Aim of the exercise: Retype the range from the line holding "What's the underlying" to the last line of the listing, inclusive, exactly as it appears and with nothing else.

Record extracts: Begin

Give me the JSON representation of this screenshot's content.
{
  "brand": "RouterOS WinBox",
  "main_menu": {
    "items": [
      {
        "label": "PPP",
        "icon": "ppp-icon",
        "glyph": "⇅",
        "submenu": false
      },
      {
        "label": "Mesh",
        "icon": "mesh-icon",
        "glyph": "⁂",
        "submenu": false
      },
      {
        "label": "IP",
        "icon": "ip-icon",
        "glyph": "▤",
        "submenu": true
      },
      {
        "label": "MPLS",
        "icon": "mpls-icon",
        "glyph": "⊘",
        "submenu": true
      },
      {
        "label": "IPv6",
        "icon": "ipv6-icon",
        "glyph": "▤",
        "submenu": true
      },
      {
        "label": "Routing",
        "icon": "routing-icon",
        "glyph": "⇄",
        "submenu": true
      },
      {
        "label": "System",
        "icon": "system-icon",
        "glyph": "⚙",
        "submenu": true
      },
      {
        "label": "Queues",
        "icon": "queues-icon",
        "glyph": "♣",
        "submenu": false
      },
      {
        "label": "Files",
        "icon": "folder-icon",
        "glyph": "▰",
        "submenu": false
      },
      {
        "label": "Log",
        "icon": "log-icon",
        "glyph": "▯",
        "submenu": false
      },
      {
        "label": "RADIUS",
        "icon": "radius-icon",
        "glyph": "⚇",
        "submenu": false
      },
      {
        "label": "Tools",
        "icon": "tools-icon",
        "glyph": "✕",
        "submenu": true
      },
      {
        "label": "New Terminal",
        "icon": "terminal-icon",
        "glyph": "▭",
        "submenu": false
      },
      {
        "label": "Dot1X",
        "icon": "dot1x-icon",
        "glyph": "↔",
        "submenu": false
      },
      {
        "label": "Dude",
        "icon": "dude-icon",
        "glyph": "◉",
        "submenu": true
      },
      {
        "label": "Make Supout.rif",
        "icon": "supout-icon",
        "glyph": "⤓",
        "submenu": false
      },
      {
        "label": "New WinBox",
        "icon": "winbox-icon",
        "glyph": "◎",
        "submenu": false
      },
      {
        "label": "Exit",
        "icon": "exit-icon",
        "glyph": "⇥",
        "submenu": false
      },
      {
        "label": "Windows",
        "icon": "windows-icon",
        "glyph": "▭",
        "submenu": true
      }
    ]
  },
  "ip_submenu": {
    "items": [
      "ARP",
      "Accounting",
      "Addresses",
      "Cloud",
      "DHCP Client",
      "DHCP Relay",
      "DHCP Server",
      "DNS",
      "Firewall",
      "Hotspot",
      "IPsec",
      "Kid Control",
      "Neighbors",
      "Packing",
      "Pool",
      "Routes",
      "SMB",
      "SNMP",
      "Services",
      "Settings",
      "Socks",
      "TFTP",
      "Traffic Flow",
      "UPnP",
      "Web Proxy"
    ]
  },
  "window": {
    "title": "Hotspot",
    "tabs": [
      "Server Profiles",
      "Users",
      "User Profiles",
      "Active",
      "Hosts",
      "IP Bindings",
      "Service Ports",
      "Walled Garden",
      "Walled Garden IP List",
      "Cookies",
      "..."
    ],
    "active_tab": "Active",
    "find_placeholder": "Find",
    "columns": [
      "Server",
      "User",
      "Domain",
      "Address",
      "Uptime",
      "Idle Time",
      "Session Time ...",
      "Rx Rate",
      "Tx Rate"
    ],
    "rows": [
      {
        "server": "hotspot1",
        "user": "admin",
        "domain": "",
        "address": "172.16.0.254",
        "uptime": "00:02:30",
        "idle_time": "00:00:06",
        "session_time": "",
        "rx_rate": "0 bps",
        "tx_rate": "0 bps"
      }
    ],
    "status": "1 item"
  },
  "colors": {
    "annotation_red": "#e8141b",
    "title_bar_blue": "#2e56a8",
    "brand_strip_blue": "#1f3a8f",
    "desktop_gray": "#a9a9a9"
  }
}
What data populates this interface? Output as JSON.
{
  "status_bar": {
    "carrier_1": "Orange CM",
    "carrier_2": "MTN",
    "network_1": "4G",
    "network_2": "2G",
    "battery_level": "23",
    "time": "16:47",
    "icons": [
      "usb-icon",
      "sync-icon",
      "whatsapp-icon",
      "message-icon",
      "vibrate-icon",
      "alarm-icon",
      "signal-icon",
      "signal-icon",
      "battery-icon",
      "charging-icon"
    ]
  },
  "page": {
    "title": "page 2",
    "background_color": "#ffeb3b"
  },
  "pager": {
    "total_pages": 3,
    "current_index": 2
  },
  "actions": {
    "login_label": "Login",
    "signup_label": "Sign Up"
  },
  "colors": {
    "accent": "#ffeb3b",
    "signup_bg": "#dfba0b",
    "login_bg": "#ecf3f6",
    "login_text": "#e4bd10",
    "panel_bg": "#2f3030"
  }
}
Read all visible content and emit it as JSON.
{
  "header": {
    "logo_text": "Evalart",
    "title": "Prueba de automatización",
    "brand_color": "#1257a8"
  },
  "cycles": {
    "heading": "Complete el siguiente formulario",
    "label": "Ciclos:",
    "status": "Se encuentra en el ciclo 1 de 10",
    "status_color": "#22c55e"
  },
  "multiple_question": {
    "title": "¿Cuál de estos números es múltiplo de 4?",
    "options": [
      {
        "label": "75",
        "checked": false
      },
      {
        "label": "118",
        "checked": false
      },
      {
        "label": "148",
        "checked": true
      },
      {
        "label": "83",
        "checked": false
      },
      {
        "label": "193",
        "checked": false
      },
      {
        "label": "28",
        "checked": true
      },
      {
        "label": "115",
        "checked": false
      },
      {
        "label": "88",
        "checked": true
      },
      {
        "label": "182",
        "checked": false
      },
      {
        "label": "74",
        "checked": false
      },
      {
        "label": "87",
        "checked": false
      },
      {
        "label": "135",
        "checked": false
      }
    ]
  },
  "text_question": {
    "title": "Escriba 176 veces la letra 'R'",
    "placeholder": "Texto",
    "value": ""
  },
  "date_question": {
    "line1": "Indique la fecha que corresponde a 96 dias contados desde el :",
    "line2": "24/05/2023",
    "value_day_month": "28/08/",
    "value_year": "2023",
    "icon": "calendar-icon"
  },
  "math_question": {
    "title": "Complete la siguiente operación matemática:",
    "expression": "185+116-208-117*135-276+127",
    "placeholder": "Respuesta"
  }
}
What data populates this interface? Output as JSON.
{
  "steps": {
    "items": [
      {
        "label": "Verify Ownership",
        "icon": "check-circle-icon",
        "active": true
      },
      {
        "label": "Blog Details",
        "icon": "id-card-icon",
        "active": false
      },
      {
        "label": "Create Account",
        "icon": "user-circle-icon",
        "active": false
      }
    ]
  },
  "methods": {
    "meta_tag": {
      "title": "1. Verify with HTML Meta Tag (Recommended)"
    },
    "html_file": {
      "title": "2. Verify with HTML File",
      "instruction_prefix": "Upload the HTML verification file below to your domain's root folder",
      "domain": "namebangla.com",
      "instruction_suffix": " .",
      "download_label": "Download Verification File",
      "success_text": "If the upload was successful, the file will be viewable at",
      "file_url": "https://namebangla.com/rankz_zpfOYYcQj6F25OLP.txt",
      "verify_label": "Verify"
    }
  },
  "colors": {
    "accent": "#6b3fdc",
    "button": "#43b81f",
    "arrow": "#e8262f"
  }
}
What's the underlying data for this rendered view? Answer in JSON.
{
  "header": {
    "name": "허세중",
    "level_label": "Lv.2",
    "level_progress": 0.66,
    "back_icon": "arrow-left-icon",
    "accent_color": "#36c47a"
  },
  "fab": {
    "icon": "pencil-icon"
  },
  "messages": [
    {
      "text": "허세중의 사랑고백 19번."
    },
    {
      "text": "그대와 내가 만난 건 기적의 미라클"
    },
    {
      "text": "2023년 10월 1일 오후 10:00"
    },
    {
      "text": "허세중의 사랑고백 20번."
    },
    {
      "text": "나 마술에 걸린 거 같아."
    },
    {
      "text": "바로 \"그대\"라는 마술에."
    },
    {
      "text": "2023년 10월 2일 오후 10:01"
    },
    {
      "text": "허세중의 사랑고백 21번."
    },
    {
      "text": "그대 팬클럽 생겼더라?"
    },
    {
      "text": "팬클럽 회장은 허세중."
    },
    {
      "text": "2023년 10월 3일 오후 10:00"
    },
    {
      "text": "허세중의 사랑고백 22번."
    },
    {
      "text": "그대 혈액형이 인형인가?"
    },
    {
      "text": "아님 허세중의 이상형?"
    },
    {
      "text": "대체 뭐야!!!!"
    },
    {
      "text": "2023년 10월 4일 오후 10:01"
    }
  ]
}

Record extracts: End

Output below:
What's the underlying data for this rendered view? Answer in JSON.
{
  "header": {
    "name": "허세중",
    "level_label": "Lv.2",
    "level_progress": 0.66,
    "back_icon": "arrow-left-icon",
    "accent_color": "#36c47a"
  },
  "fab": {
    "icon": "pencil-icon"
  },
  "messages": [
    {
      "text": "허세중의 사랑고백 19번."
    },
    {
      "text": "그대와 내가 만난 건 기적의 미라클"
    },
    {
      "text": "2023년 10월 1일 오후 10:00"
    },
    {
      "text": "허세중의 사랑고백 20번."
    },
    {
      "text": "나 마술에 걸린 거 같아."
    },
    {
      "text": "바로 \"그대\"라는 마술에."
    },
    {
      "text": "2023년 10월 2일 오후 10:01"
    },
    {
      "text": "허세중의 사랑고백 21번."
    },
    {
      "text": "그대 팬클럽 생겼더라?"
    },
    {
      "text": "팬클럽 회장은 허세중."
    },
    {
      "text": "2023년 10월 3일 오후 10:00"
    },
    {
      "text": "허세중의 사랑고백 22번."
    },
    {
      "text": "그대 혈액형이 인형인가?"
    },
    {
      "text": "아님 허세중의 이상형?"
    },
    {
      "text": "대체 뭐야!!!!"
    },
    {
      "text": "2023년 10월 4일 오후 10:01"
    }
  ]
}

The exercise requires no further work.